• **ASSIGNMENT**
Find the line containing "Transcribe this image's". Retype it and every later line of the records exactly, leaving out pictures.

**** RECORDS FOR THIS TASK ****

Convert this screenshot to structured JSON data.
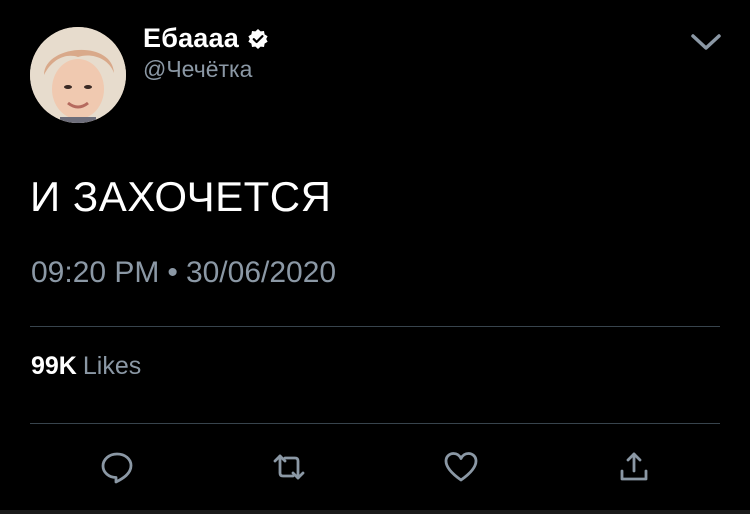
{
  "tweet": {
    "display_name": "Ебаааа",
    "handle": "@Чечётка",
    "text": "И ЗАХОЧЕТСЯ",
    "time": "09:20 PM",
    "date": "30/06/2020",
    "separator": "•",
    "likes_count": "99K",
    "likes_label": "Likes"
  },
  "icons": {
    "verified": "verified-badge-icon",
    "menu": "chevron-down-icon",
    "reply": "reply-icon",
    "retweet": "retweet-icon",
    "like": "heart-icon",
    "share": "share-icon"
  },
  "colors": {
    "background": "#000000",
    "text_primary": "#ffffff",
    "text_secondary": "#8b98a5",
    "divider": "#38444d",
    "icon": "#8b98a5"
  }
}
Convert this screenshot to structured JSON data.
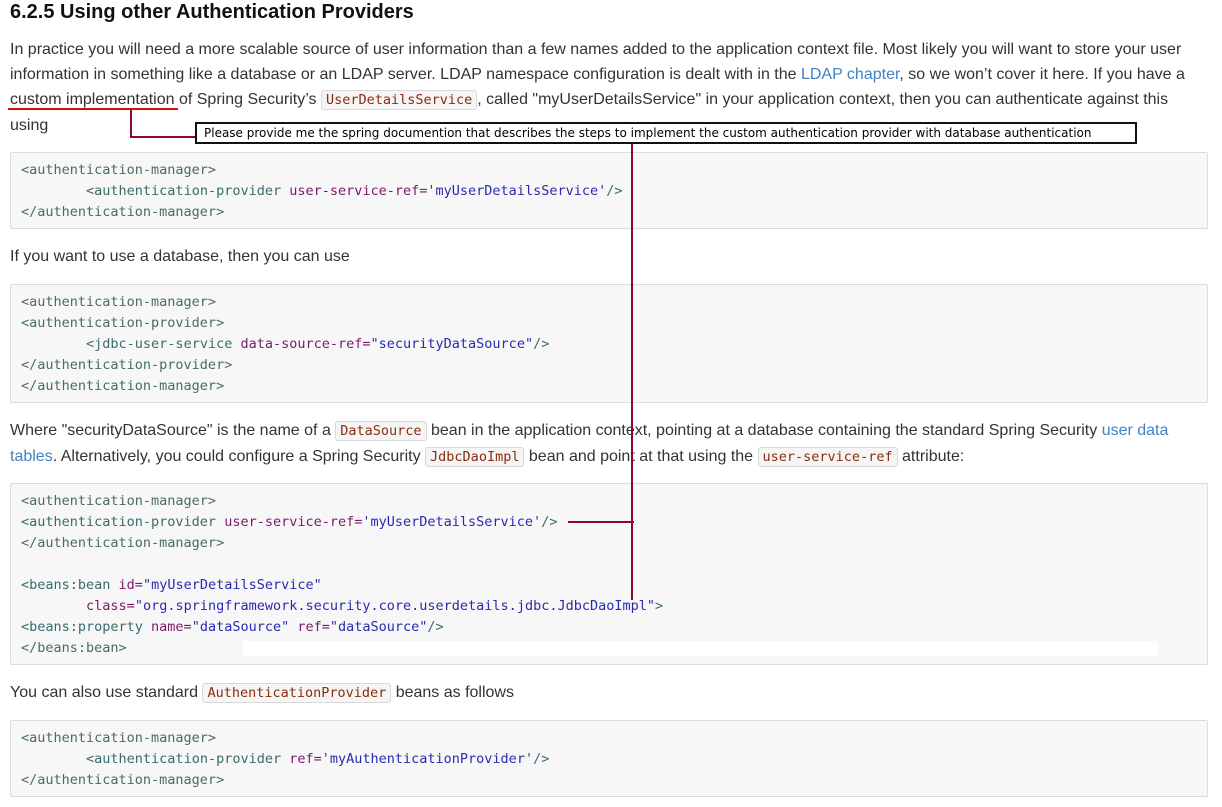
{
  "heading": "6.2.5 Using other Authentication Providers",
  "intro": {
    "t1": "In practice you will need a more scalable source of user information than a few names added to the application context file. Most likely you will want to store your user information in something like a database or an LDAP server. LDAP namespace configuration is dealt with in the ",
    "link_ldap": "LDAP chapter",
    "t2": ", so we won’t cover it here. If you have a ",
    "underlined": "custom implementation",
    "t3": " of Spring Security’s ",
    "code_uds": "UserDetailsService",
    "t4": ", called \"myUserDetailsService\" in your application context, then you can authenticate against this using"
  },
  "annotation": {
    "text": "Please provide me the spring documention that describes the steps to implement the custom authentication provider with database authentication",
    "line_color": "#8b0a2a",
    "underline_color": "#cc1111"
  },
  "code1": {
    "l1": "<authentication-manager>",
    "l2_indent": "        ",
    "l2_tag": "<authentication-provider ",
    "l2_attr": "user-service-ref=",
    "l2_val": "'myUserDetailsService'",
    "l2_end": "/>",
    "l3": "</authentication-manager>"
  },
  "para_db": "If you want to use a database, then you can use",
  "code2": {
    "l1": "<authentication-manager>",
    "l2": "<authentication-provider>",
    "l3_indent": "        ",
    "l3_tag": "<jdbc-user-service ",
    "l3_attr": "data-source-ref=",
    "l3_val": "\"securityDataSource\"",
    "l3_end": "/>",
    "l4": "</authentication-provider>",
    "l5": "</authentication-manager>"
  },
  "para_where": {
    "t1": "Where \"securityDataSource\" is the name of a ",
    "code_ds": "DataSource",
    "t2": " bean in the application context, pointing at a database containing the standard Spring Security ",
    "link_tables": "user data tables",
    "t3": ". Alternatively, you could configure a Spring Security ",
    "code_jdbc": "JdbcDaoImpl",
    "t4": " bean and point at that using the ",
    "code_usr": "user-service-ref",
    "t5": " attribute:"
  },
  "code3": {
    "l1": "<authentication-manager>",
    "l2_tag": "<authentication-provider ",
    "l2_attr": "user-service-ref=",
    "l2_val": "'myUserDetailsService'",
    "l2_end": "/>",
    "l3": "</authentication-manager>",
    "l5_tag": "<beans:bean ",
    "l5_attr": "id=",
    "l5_val": "\"myUserDetailsService\"",
    "l6_indent": "        ",
    "l6_attr": "class=",
    "l6_val": "\"org.springframework.security.core.userdetails.jdbc.JdbcDaoImpl\"",
    "l6_end": ">",
    "l7_tag": "<beans:property ",
    "l7_attr1": "name=",
    "l7_val1": "\"dataSource\"",
    "l7_attr2": " ref=",
    "l7_val2": "\"dataSource\"",
    "l7_end": "/>",
    "l8": "</beans:bean>"
  },
  "para_also": {
    "t1": "You can also use standard ",
    "code_ap": "AuthenticationProvider",
    "t2": " beans as follows"
  },
  "code4": {
    "l1": "<authentication-manager>",
    "l2_indent": "        ",
    "l2_tag": "<authentication-provider ",
    "l2_attr": "ref=",
    "l2_val": "'myAuthenticationProvider'",
    "l2_end": "/>",
    "l3": "</authentication-manager>"
  }
}
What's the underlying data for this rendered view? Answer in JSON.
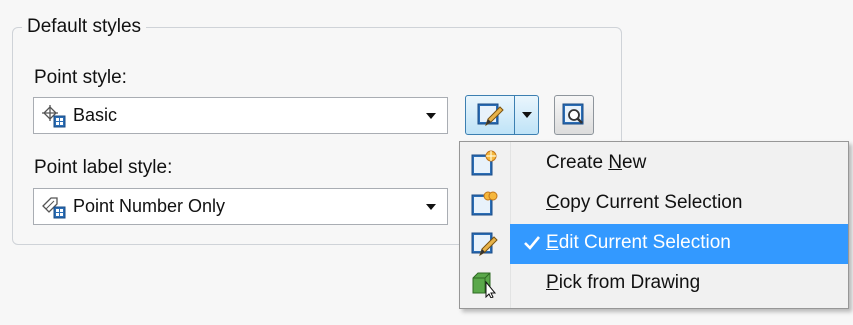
{
  "group": {
    "title": "Default styles"
  },
  "point_style": {
    "label": "Point style:",
    "value": "Basic",
    "icon": "point-style-icon"
  },
  "point_label_style": {
    "label": "Point label style:",
    "value": "Point Number Only",
    "icon": "label-style-icon"
  },
  "buttons": {
    "edit_split_icon": "edit-style-icon",
    "view_icon": "magnifier-icon"
  },
  "menu": {
    "items": [
      {
        "pre": "Create ",
        "ul": "N",
        "post": "ew",
        "icon": "create-new-icon",
        "checked": false
      },
      {
        "pre": "",
        "ul": "C",
        "post": "opy Current Selection",
        "icon": "copy-selection-icon",
        "checked": false
      },
      {
        "pre": "",
        "ul": "E",
        "post": "dit Current Selection",
        "icon": "edit-selection-icon",
        "checked": true
      },
      {
        "pre": "",
        "ul": "P",
        "post": "ick from Drawing",
        "icon": "pick-from-drawing-icon",
        "checked": false
      }
    ]
  },
  "colors": {
    "highlight": "#3399ff",
    "button_border": "#3c7fb1"
  }
}
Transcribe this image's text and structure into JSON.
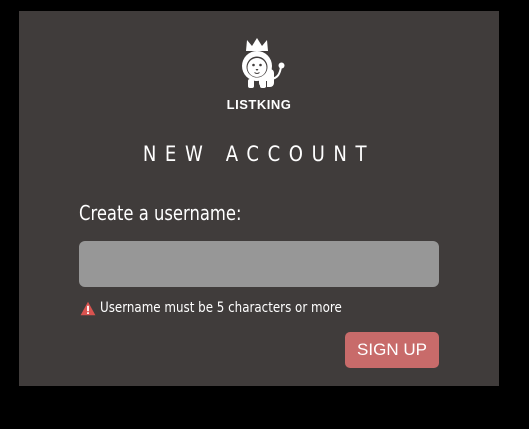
{
  "brand": {
    "name": "LISTKING",
    "logo_icon": "lion-with-crown-icon"
  },
  "form": {
    "title": "NEW ACCOUNT",
    "username_label": "Create a username:",
    "username_value": "",
    "username_placeholder": "",
    "error_icon": "warning-icon",
    "error_message": "Username must be 5 characters or more",
    "submit_label": "SIGN UP"
  },
  "colors": {
    "page_background": "#000000",
    "card_background": "#403c3b",
    "input_background": "#979797",
    "button_background": "#c86b6a",
    "warning_icon": "#d9534f",
    "text": "#ffffff"
  }
}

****

• **OUTPUT FOR THIS TASK**
Transcribe this image's text and structure into JSON.
{
  "brand": {
    "name": "LISTKING",
    "logo_icon": "lion-with-crown-icon"
  },
  "form": {
    "title": "NEW ACCOUNT",
    "username_label": "Create a username:",
    "username_value": "",
    "username_placeholder": "",
    "error_icon": "warning-icon",
    "error_message": "Username must be 5 characters or more",
    "submit_label": "SIGN UP"
  },
  "colors": {
    "page_background": "#000000",
    "card_background": "#403c3b",
    "input_background": "#979797",
    "button_background": "#c86b6a",
    "warning_icon": "#d9534f",
    "text": "#ffffff"
  }
}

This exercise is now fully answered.